The funny thing about me is that I was more of a negative, pessimistic sort of person until I chose to change my outlook on life. It was a very deliberate change of attitude which was not easy in the least, but I am very pleased that I did not give up on myself when the journey became difficult. I never could have imagined the beauty of life which would unfold before me with this change in thinking.. but it did! It's not that I used to feel the world revolved around me, but when I felt negative or depressed all the time, without realizing it I twisted things around to make everything to be about how it was all about how it was hurting me. I think many of us who suffer from depression do this, even though we feel no one cares. The human mind is a very interesting thing indeed! But I don't want to talk about sadness today. We all need to choose our own paths and happiness can be a choice, if you want it bad enough.
Facebook has become a place where I spend many hours each day and it brings me joy when I see how many of my nieces and nephews revel in sharing photographs of their young children in their every day activities. To see the sweet smiles brings tears to my eyes and I can only hope that one day, we will have the opportunity to meet so I can hold them in my arms and give them the kisses I am bursting to put upon their soft, robust cheeks.
Once upon a time it would cause me terrible heartache to see a woman holding her baby, knowing such a beautiful child could never be mine. Life has a way of taking away such pain and making certain decisions quite easy to make. I had already dealt with the fact that I was "reproductively challenged" years ago, yet when I hit my mid 30's I suddenly began to have a regular menstrual cycle for the first time in my life, meaning I could probably become pregnant. What? Now I could get pregnant? But I was single and not in a relationship! I was a grown woman who dated from time to time and still enjoyed sex and took the necessary precautions to avoid pregnancy, but I was frightened at the thought of bringing a child into the world in my condition. As I came closer to nearing age 40, the answer was very clear to me. I opted for elective sterilization, but had it done using a new procedure called Essure, where the doctor (my gynecologist) put two soft inserts (which she described as "coils" resembling those found in a pen) into my Fallopian tubes. This procedure is non-surgical, as these inserts go through the vagina and cervix, into the Fallopian tubes and only taken 10 minutes! Over the next three months, your body works with the Essure inserts to form a natural barrier within your Fallopian tubes. These inserts prevent sperm from reaching the eggs so that pregnancy cannot occur. You still need to use birth control during these three months and until you are tested to make sure the Essure is verified as permanent through a simple test. Seriously, it's that easy and I can't believe I just typed all that out.. I feel so medical! lol
I've been asked a few times why I chose elective sterilization and my answer is really very simple.
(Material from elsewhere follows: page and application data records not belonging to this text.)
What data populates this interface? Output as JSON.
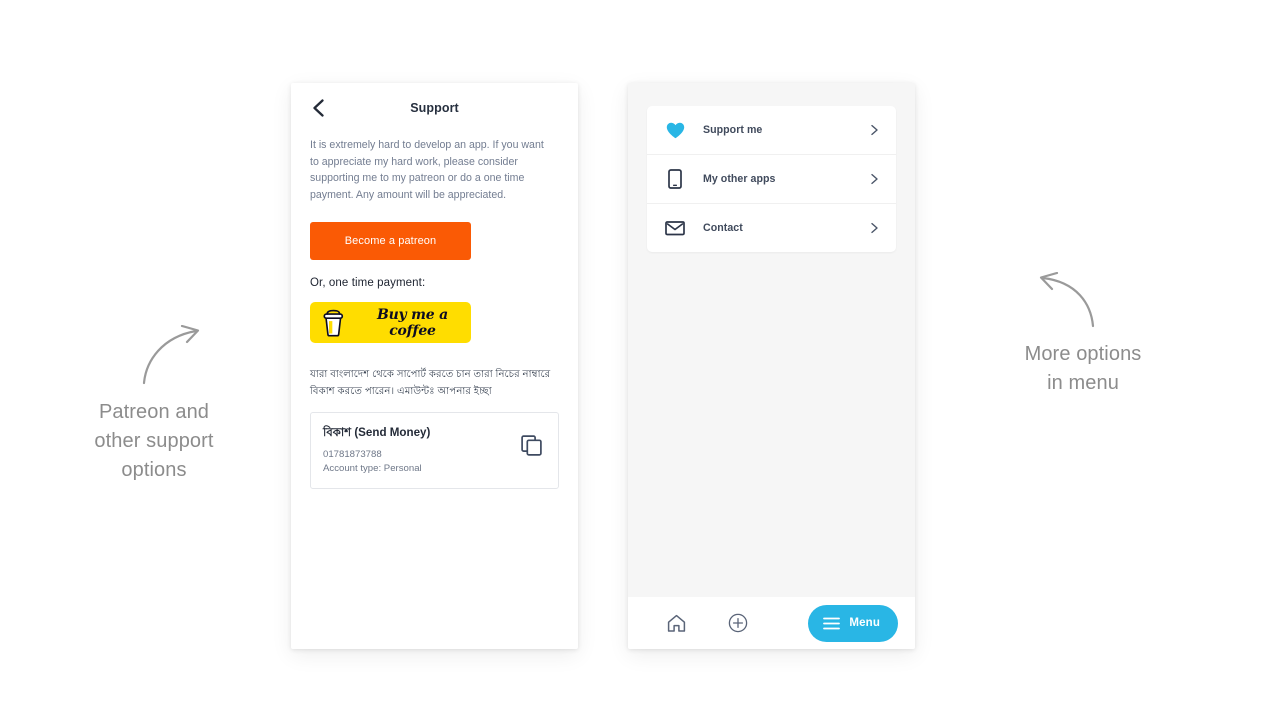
{
  "annotations": {
    "left": "Patreon and\nother support\noptions",
    "left_line1": "Patreon and",
    "left_line2": "other support",
    "left_line3": "options",
    "right_line1": "More options",
    "right_line2": "in menu"
  },
  "support_screen": {
    "back_icon": "chevron-left-icon",
    "title": "Support",
    "intro": "It is extremely hard to develop an app. If you want to appreciate my hard work, please consider supporting me to my patreon or do a one time payment. Any amount will be appreciated.",
    "patreon_button": "Become a patreon",
    "patreon_color": "#fa5a05",
    "onetime_label": "Or, one time payment:",
    "bmc_button": "Buy me a coffee",
    "bmc_color": "#ffdd00",
    "bangla_note": "যারা বাংলাদেশ থেকে সাপোর্ট করতে চান তারা নিচের নাম্বারে বিকাশ করতে পারেন। এমাউন্টঃ আপনার ইচ্ছা",
    "bkash_card": {
      "title": "বিকাশ (Send Money)",
      "number": "01781873788",
      "account_type": "Account type: Personal",
      "copy_icon": "copy-icon"
    }
  },
  "menu_screen": {
    "items": [
      {
        "label": "Support me",
        "icon": "heart-icon",
        "icon_color": "#29b6e5",
        "chevron": "chevron-right-icon"
      },
      {
        "label": "My other apps",
        "icon": "phone-icon",
        "icon_color": "#2c3548",
        "chevron": "chevron-right-icon"
      },
      {
        "label": "Contact",
        "icon": "envelope-icon",
        "icon_color": "#2c3548",
        "chevron": "chevron-right-icon"
      }
    ],
    "bottom_bar": {
      "home_icon": "home-icon",
      "add_icon": "plus-circle-icon",
      "menu_button": "Menu",
      "menu_icon": "hamburger-icon",
      "menu_color": "#29b6e5"
    }
  }
}
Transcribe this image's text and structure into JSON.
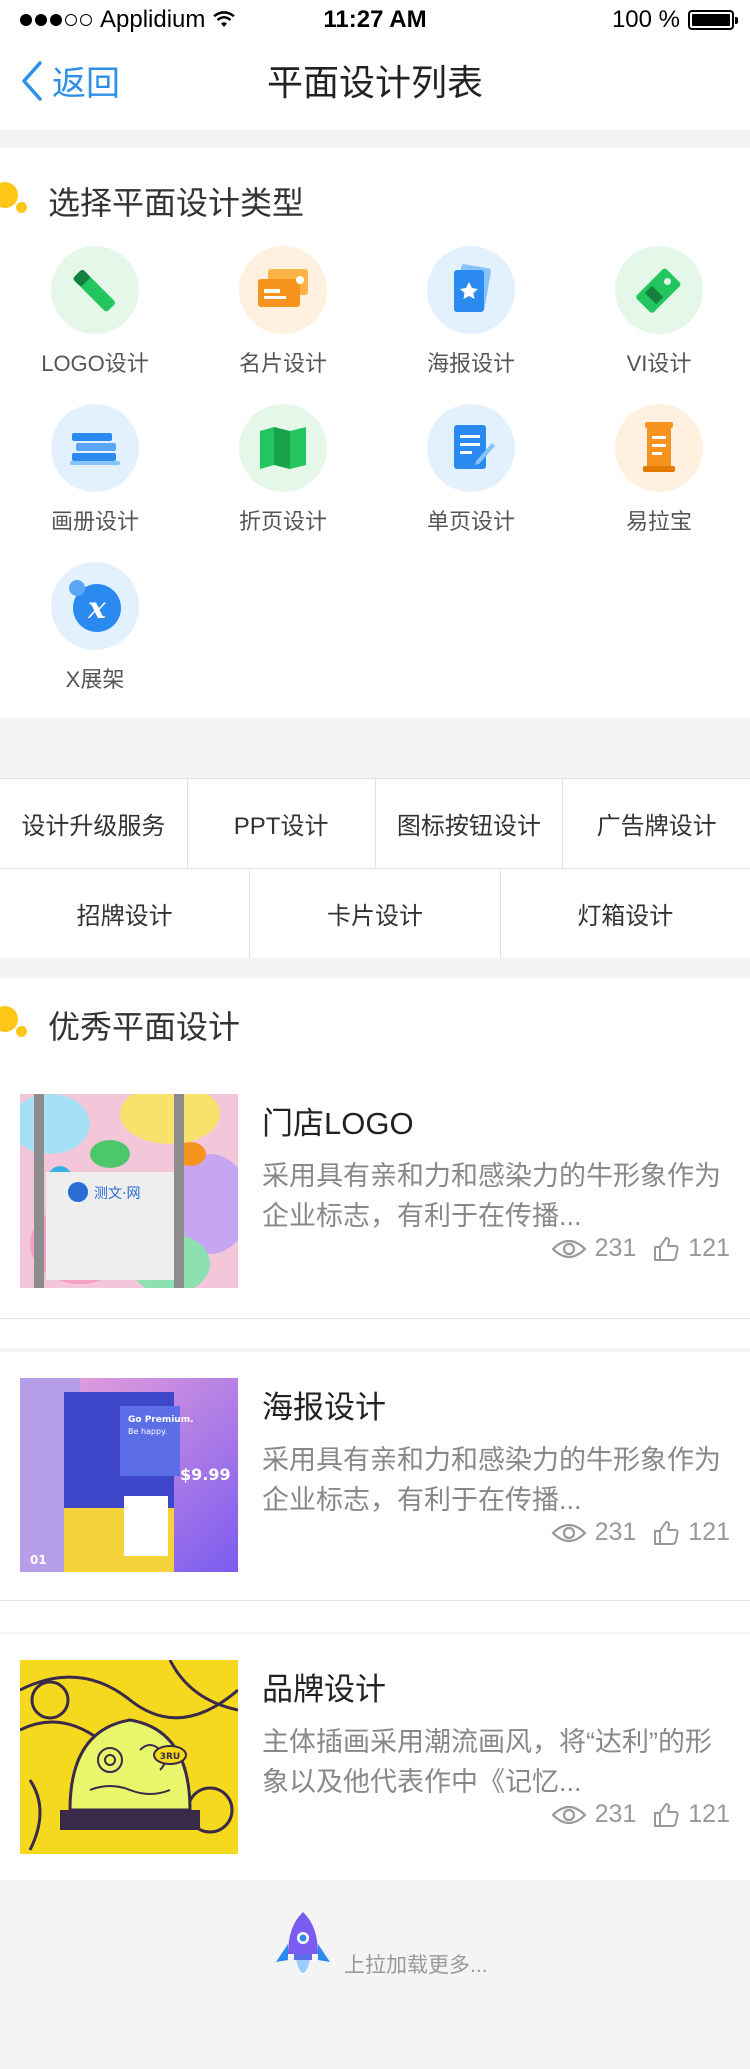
{
  "status_bar": {
    "carrier": "Applidium",
    "time": "11:27 AM",
    "battery": "100 %"
  },
  "nav": {
    "back_label": "返回",
    "title": "平面设计列表"
  },
  "categories_section": {
    "title": "选择平面设计类型",
    "items": [
      {
        "label": "LOGO设计",
        "icon": "marker-icon",
        "bg": "#e4f7e8"
      },
      {
        "label": "名片设计",
        "icon": "business-card-icon",
        "bg": "#fff0e0"
      },
      {
        "label": "海报设计",
        "icon": "poster-icon",
        "bg": "#e3f0fd"
      },
      {
        "label": "VI设计",
        "icon": "tag-icon",
        "bg": "#e4f7e8"
      },
      {
        "label": "画册设计",
        "icon": "album-icon",
        "bg": "#e3f0fd"
      },
      {
        "label": "折页设计",
        "icon": "folded-map-icon",
        "bg": "#e4f7e8"
      },
      {
        "label": "单页设计",
        "icon": "document-edit-icon",
        "bg": "#e3f0fd"
      },
      {
        "label": "易拉宝",
        "icon": "rollup-banner-icon",
        "bg": "#fff0e0"
      },
      {
        "label": "X展架",
        "icon": "x-stand-icon",
        "bg": "#e3f0fd"
      }
    ]
  },
  "tags_row1": [
    "设计升级服务",
    "PPT设计",
    "图标按钮设计",
    "广告牌设计"
  ],
  "tags_row2": [
    "招牌设计",
    "卡片设计",
    "灯箱设计"
  ],
  "featured_section": {
    "title": "优秀平面设计",
    "items": [
      {
        "title": "门店LOGO",
        "desc": "采用具有亲和力和感染力的牛形象作为企业标志，有利于在传播...",
        "views": "231",
        "likes": "121"
      },
      {
        "title": "海报设计",
        "desc": "采用具有亲和力和感染力的牛形象作为企业标志，有利于在传播...",
        "views": "231",
        "likes": "121"
      },
      {
        "title": "品牌设计",
        "desc": "主体插画采用潮流画风，将“达利”的形象以及他代表作中《记忆...",
        "views": "231",
        "likes": "121"
      }
    ]
  },
  "thumb_text": {
    "logo_brand": "测文·网",
    "poster_heading": "Go Premium.",
    "poster_sub": "Be happy.",
    "poster_price": "$9.99",
    "poster_num": "01",
    "brand_stamp": "3RU"
  },
  "footer": {
    "load_more": "上拉加载更多..."
  },
  "colors": {
    "accent": "#2f8fe6",
    "section_dot": "#ffc61a",
    "green": "#22c55e",
    "orange": "#f7941d",
    "blue": "#2b8af0"
  }
}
I did it out of love for my unborn children. First, I have MS and if there is even the slightest danger of passing on the multiple sclerosis gene to my baby, I won't do it. Second, I was almost 40 and it is not the safest decision for a woman to have her first child after age 35. Third, what if I had a child and my MS kicked in after his/her birth and I could not take care of my own child? I'm fully aware that MS tends to become dormant during pregnancy and then, on many occasions, tends to go into full swing afterwards. My legs and hands/arms are already very affected and it would kill me to not be able to mother my own baby. And what if the MS never returned to where it is now but I remained horribly crippled? There were just too many "what ifs," with the most important one being passing on the MS to the person I would love the most in my life, so it was the easiest decision I ever made.
I choose to take responsibility for my accomplishments, joys, failures and sorrows. They are all a part of who I am and have all shaped me in some sort of way. The last man I dated, who remains a good friend, told me something that touched my heart and it is something I will never forget. He said to me that he hates that I have MS. He hates seeing the look on my face when I feel the pain the MS causes me. He hates knowing how much the MS has hurt me over the years. But he cannot hate my MS because he loves me and my MS is a part of who I am.. so how can he hate something that has helped shape me into who I have become?
Just as a bully will try to break us down, MS will do all it can to do the same. It will learn your weaknesses and use them against you any chance it has. Sometimes, I feel MS has a personality all its own but I shouldn't give it so much credit. It's simply a horrible disease which lives inside of me. With or without multiple sclerosis, my life will shine because I refuse to accept anything less than this for myself. It won't shine as I had foreseen in my youth, but it will be wonderful in different ways than I could have imagined. Who would have thought the loves of my life would be three little four-legged girls who cannot get enough of my hugs and kisses? I sure didn't, but I wouldn't have it any other way. ♥